“The reunion dinner is sometimes referred to as an ‘au revoir’ dinner, incorporating foods that are similar to our new year menu - something from the sky, land and sea,” he said. “The greatest importance of the dinner is the gathering of family and friends to ‘close out’ the year and to start with a clean slate for the new year.”
At this recent dining event, we would learn much more.
Dining at the Lews’ is like eating a story, only this one not only tasted heavenly, but was meant to impress the heavens, as well as pay respect to our ancestors. I say “our” because even though we were new to this cultural experience, the Lews invite guests to assimilate into their culture, at least for the night. Knowing very little about the Chinese culture, some might have been put off balance with such an inundation of cultural information but Lance presents it all in such a inviting manner. It is all about celebrating, sharing and connecting. This would have been an incredible dinner even had we been eating rice and vegetables with all the stories elevating the flavors. But Lance makes it six, and even eight times better.
Most of the dishes revolve around word play and are chosen based on homonyms of the Chinese words for each dish, Lance said.
Our meal started off with a fish dish, which holds significance because the word for fish in Chinese is a homonym for plentiful supply.
“We are what we eat”, says Lance. “We are hoping for plentiful supplies in the new year.”
This particular dish was a simply seared scallop served on a grilled orange.

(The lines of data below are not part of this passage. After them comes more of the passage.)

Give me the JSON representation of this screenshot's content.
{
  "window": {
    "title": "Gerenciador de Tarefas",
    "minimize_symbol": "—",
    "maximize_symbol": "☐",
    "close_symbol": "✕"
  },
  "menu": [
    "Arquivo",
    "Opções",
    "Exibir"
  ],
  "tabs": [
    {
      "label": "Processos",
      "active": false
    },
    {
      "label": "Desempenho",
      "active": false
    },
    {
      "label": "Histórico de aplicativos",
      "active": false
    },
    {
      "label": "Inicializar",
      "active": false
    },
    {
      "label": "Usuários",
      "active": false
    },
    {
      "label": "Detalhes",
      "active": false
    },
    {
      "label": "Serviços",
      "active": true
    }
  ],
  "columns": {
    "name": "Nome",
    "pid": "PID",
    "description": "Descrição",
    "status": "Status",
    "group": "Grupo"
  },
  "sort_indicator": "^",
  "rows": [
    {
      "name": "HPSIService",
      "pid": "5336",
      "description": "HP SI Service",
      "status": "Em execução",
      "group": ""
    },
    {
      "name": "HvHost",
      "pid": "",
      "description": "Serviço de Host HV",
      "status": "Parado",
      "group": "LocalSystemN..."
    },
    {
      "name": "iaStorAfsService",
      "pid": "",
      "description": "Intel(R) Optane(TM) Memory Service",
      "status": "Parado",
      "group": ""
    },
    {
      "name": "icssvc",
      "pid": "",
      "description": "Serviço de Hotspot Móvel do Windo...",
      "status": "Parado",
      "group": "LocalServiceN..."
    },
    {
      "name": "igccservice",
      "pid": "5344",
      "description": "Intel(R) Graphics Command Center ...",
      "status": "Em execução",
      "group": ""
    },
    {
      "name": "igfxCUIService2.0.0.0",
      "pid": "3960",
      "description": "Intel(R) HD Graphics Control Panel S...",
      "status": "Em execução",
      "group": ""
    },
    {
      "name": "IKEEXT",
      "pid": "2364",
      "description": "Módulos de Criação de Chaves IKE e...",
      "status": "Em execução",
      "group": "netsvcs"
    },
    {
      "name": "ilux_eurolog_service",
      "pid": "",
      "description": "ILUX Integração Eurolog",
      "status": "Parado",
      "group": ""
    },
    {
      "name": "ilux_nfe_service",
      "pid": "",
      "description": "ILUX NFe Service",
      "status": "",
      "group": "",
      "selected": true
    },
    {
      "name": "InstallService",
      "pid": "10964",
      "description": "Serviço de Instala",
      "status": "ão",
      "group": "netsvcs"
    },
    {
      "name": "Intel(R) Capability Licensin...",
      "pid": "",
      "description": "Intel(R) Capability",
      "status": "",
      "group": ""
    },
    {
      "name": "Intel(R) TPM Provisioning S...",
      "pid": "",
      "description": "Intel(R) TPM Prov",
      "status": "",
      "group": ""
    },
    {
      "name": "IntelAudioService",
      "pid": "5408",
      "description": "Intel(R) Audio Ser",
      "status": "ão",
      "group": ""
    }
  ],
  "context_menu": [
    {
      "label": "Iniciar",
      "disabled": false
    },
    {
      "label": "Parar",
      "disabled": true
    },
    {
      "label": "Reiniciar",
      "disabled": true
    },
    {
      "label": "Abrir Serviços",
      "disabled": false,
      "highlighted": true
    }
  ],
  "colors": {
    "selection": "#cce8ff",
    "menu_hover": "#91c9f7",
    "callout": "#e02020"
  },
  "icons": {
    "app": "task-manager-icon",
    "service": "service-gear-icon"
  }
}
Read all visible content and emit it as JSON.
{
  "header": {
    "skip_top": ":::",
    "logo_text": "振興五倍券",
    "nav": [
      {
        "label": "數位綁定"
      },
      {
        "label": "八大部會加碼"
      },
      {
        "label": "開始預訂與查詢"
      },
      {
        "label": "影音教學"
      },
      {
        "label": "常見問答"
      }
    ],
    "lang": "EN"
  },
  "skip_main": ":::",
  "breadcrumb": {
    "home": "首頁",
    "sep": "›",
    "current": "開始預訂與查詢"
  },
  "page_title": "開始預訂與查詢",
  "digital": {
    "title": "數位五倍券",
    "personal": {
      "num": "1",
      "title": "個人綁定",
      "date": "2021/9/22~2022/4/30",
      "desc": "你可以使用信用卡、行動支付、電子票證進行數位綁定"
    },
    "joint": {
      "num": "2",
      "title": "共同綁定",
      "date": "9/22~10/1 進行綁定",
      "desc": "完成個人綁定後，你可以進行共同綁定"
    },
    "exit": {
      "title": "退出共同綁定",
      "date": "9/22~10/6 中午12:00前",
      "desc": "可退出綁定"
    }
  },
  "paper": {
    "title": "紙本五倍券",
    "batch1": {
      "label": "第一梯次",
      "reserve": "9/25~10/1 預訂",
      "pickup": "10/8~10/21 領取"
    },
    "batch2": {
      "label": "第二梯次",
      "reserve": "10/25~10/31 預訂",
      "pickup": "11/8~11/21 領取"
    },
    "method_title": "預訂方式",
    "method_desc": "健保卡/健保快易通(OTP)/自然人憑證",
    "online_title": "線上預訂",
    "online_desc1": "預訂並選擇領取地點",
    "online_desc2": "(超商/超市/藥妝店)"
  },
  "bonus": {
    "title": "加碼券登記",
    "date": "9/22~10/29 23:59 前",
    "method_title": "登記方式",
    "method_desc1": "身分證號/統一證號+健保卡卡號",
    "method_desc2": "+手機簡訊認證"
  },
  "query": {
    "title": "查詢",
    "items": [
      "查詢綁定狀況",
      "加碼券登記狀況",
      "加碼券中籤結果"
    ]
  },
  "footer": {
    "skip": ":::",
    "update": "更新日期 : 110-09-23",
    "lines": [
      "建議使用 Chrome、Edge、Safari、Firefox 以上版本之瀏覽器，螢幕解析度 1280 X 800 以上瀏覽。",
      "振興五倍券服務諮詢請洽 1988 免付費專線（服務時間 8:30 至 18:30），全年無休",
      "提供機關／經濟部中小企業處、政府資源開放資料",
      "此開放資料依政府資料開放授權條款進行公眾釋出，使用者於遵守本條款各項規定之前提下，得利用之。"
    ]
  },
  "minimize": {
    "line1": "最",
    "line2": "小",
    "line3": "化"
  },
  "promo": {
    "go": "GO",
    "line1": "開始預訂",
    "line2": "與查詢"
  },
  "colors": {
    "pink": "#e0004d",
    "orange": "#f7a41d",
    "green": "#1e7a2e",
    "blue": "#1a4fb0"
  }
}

Having never been served a grilled orange with dinner, we chuckled when Lance broke the confusion - “you can eat the orange, if you want.”